Original Research

Predicting factors of elderly patients’ discharge to home after rehabilitation in rural Japan: a retrospective cohort study


name here
Ryuichi Ohta1
MD, MHPE, Director *

Natsumi Maeki2 MD, Director

Sokichi Maniwa3 PhD, Professor

Koichi Miyakoshi4 MD, Director


1 Community Care, Unnan City Hospital, Unnan City, Shimane, Japan

2 Department of Rehabilitation, Unnan City Hospital, Unnan City, Shimane, Japan

3 Department of Rehabilitation Medicine, Shimane University Hospital, Izumo, Shimane, Japan

4 Department of Rehabilitation Medicine, Kameda Medical Center, Kamogawa, Chiba, Japan

ACCEPTED: 2 November 2020

early abstract:

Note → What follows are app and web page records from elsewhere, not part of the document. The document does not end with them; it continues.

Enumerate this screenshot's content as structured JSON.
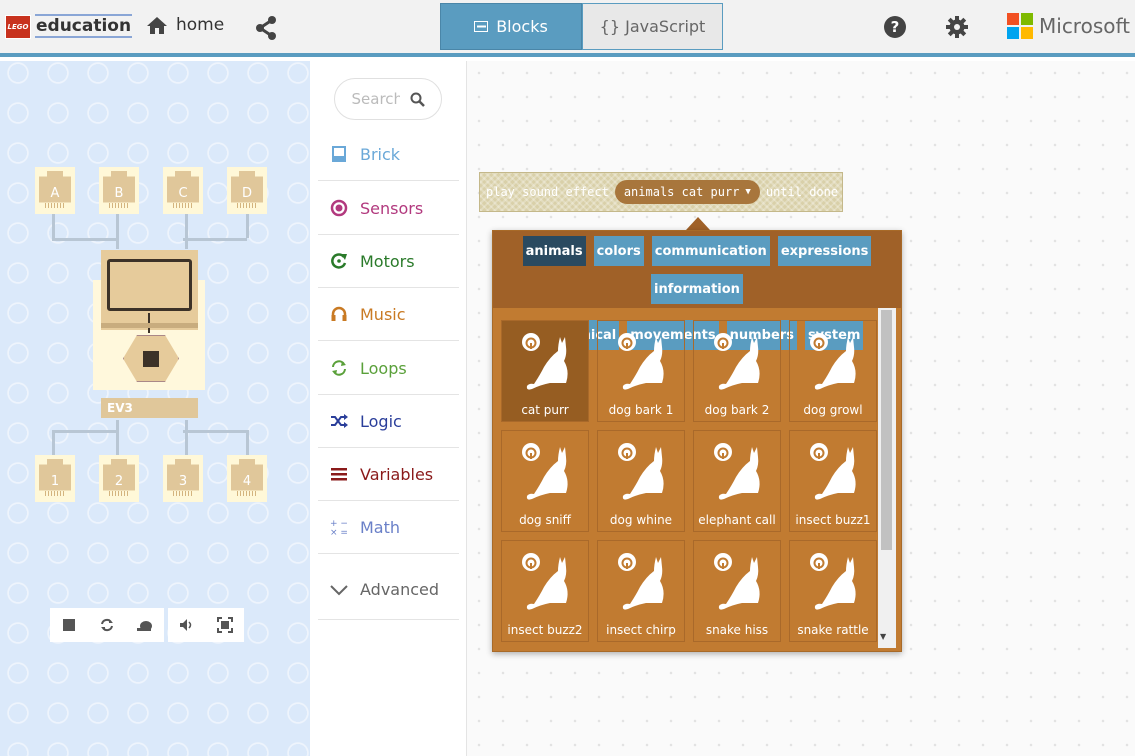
{
  "header": {
    "logo_brand": "LEGO",
    "logo_text": "education",
    "home_label": "home",
    "tabs": [
      {
        "label": "Blocks",
        "icon": "blocks-icon",
        "active": true
      },
      {
        "label": "{} JavaScript",
        "active": false
      }
    ],
    "microsoft_label": "Microsoft",
    "accent": "#5a9cc0"
  },
  "simulator": {
    "output_ports": [
      "A",
      "B",
      "C",
      "D"
    ],
    "input_ports": [
      "1",
      "2",
      "3",
      "4"
    ],
    "brick_label": "EV3",
    "controls": [
      "stop-icon",
      "restart-icon",
      "slow-motion-icon",
      "sound-icon",
      "fullscreen-icon"
    ]
  },
  "toolbox": {
    "search_placeholder": "Search",
    "categories": [
      {
        "label": "Brick",
        "color": "#6aa8d8",
        "icon": "brick-icon"
      },
      {
        "label": "Sensors",
        "color": "#b2397e",
        "icon": "sensors-icon"
      },
      {
        "label": "Motors",
        "color": "#2a7a2a",
        "icon": "motors-icon"
      },
      {
        "label": "Music",
        "color": "#c97a23",
        "icon": "headphones-icon"
      },
      {
        "label": "Loops",
        "color": "#5aa03a",
        "icon": "loops-icon"
      },
      {
        "label": "Logic",
        "color": "#2a3e9a",
        "icon": "shuffle-icon"
      },
      {
        "label": "Variables",
        "color": "#8a1a1a",
        "icon": "variables-icon"
      },
      {
        "label": "Math",
        "color": "#6a80c8",
        "icon": "math-icon"
      },
      {
        "label": "Advanced",
        "color": "#666666",
        "icon": "chevron-down-icon"
      }
    ]
  },
  "block": {
    "prefix": "play sound effect",
    "field_value": "animals cat purr",
    "suffix": "until done"
  },
  "dropdown": {
    "categories": [
      {
        "label": "animals",
        "selected": true
      },
      {
        "label": "colors"
      },
      {
        "label": "communication"
      },
      {
        "label": "expressions"
      },
      {
        "label": "information"
      },
      {
        "label": "mechanical"
      },
      {
        "label": "movements"
      },
      {
        "label": "numbers"
      },
      {
        "label": "system"
      }
    ],
    "sounds": [
      {
        "label": "cat purr",
        "selected": true
      },
      {
        "label": "dog bark 1"
      },
      {
        "label": "dog bark 2"
      },
      {
        "label": "dog growl"
      },
      {
        "label": "dog sniff"
      },
      {
        "label": "dog whine"
      },
      {
        "label": "elephant call"
      },
      {
        "label": "insect buzz1"
      },
      {
        "label": "insect buzz2"
      },
      {
        "label": "insect chirp"
      },
      {
        "label": "snake hiss"
      },
      {
        "label": "snake rattle"
      }
    ]
  }
}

Introduction: The aging of society continues to progress in Japan. As aging is more pronounced in rural than in urban societies, rehabilitation can contribute to rural elderly patients’ discharge to home after hospitalization for various causes. The relationship between rural elderly patients’ improvement of motor and cognitive function in relation to activities of daily life (ADL) through rehabilitation and their discharge to home has not been clarified in rural communities. The purpose of this study was to clarify whether an improvement of ADL can enable elderly hospitalized patients to discharge to their home in a rural community.
Methods: This retrospective cohort study included 783 consecutive patients aged over 65 years with frailty and multimorbidity who were admitted with acute diseases and underwent active rehabilitation at a rural community hospital. This study ran from April 2016 to March 2020. The following patient data were collected from the electronic medical records: age, sex, body mass index (BMI), serum albumin, diagnosis on admission, the Charlson Comorbidity Index, living with family or alone, the duration of disease from the onset of symptoms to the start of rehabilitation, the duration of rehabilitation, care level based on the Japanese insurance system, the cognitive and motor components of the functional independence measure (FIM) as the measurement of the level of ADL at both admission and discharge, the change in these components of the FIM, and to where patients were discharged (home or facility). Two groups of patients were distinguished based on whether the discharge was to home or a facility. Logistic regression was performed to investigate the relationships between patients’ characteristics and the effects of rehabilitation determined as a change in the FIM on one hand and to where patients were discharged on the other. The variables with statistically significant differences in the logistic regression were further analyzed to calculate sensitivity, specificity, and likelihood ratio with the area under the curve for predicting discharge to home.
Results: Patients’ average age was 82.1 years, and 33.5% were male. A high score in the motor component of the FIM after rehabilitation and short duration of rehabilitation were statistically related to discharge to home. The cognitive component of the FIM was not associated with discharge to home. The motor-FIM cutoff after rehabilitation was calculated to be 60, resulting in sensitivity, specificity, and positive likelihood ratio to predict discharge to home of 0.86, 0.78, and 4.00, respectively.
Conclusions: This study showed that elderly patients' motor aspect of ADL after rehabilitation in rural community hospitals might predict discharge to home in rural settings. Rehabilitation in rural community hospitals can be effective in rural elderly patients with frailty and multimorbidity. The improvement in physical abilities was more important than cognitive functions for the effective discharge of the elderly patients in this study to their rural homes. By respecting patients’ and their families’ desires, effective rehabilitation may enable elderly patients to live at home.